assessment of the gravity of this specific noncompliance based upon the 
likely consequences. Ultimately, the issue is whether this particular 
noncompliance is likely to create a risk to safety. NHTSA is not aware 
of any occupant injuries regarding these seat heaters. Based on the 
foregoing, NHTSA has decided that Toyota has met its burden of 
persuasion that the noncompliance herein described is inconsequential 
to motor vehicle safety.
    To avoid confusion, NHTSA would like to note that an existing NHTSA 
safety recall campaign involving approximately 3,233 Toyota vehicles is 
unaffected by this inconsequential noncompliance decision. That safety 
recall campaign is being conducted by an independent motor vehicle 
distributor that modified Toyota vehicles with defective aftermarket 
seat heaters that can malfunction and burn holes in the seating 
materials.

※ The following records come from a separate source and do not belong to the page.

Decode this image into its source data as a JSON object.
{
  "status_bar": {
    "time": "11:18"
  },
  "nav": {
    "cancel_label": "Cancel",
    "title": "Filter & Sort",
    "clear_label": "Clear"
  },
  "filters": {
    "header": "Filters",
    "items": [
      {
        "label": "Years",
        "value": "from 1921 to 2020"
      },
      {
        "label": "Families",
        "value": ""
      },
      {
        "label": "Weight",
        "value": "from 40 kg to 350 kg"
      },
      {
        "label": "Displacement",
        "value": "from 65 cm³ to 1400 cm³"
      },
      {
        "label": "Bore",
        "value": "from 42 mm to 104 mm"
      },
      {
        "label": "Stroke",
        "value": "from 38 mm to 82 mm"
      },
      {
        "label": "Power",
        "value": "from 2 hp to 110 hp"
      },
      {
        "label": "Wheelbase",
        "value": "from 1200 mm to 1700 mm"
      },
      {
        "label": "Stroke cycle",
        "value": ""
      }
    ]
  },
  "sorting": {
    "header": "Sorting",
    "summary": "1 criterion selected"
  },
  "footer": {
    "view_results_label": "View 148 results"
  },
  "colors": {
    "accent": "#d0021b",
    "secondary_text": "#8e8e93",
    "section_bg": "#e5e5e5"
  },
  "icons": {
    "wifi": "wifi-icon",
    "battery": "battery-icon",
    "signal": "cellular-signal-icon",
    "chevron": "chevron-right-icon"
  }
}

For more information refer to NHTSA Recall ID Number 14V-743 
at: http://www.safercar.gov.
    NHTSA Decision: In consideration of the foregoing, NHTSA has 
decided that Toyota has met its burden of persuasion that the FMVSS No. 
302 noncompliance is inconsequential to motor vehicle safety. 
Accordingly, Toyota's petition is hereby granted and Toyota is exempted 
from the obligation of providing notification of, and a remedy for, 
that noncompliance under 49 U.S.C. 30118 and 30120.
    NHTSA notes that the statutory provisions (49 U.S.C. 30118(d) and 
30120(h)) that permit manufacturers to file petitions for a 
determination of inconsequentiality allow NHTSA to exempt manufacturers 
only from the duties found in sections 30118 and 30120, respectively, 
to notify owners, purchasers, and dealers of a defect or noncompliance 
and to remedy the defect or noncompliance. Therefore, any decision on 
this petition only applies to the subject vehicles that Toyota no 
longer controlled at the time it determined that the noncompliance 
existed. However, the granting of this petition does not relieve Toyota 
distributors and dealers of the prohibitions on the sale, offer for 
sale, or introduction or delivery for introduction into interstate 
commerce of the noncompliant vehicles under their control after Toyota 
notified them that the subject noncompliance existed.

    Authority: 49 U.S.C. 30118, 30120: delegations of authority at 
49 CFR 1.95 and 501.8.

Jeffrey M. Giuseppe,
Acting Director, Office of Vehicle Safety Compliance.
[FR Doc. 2015-01204 Filed 1-23-15; 8:45 am]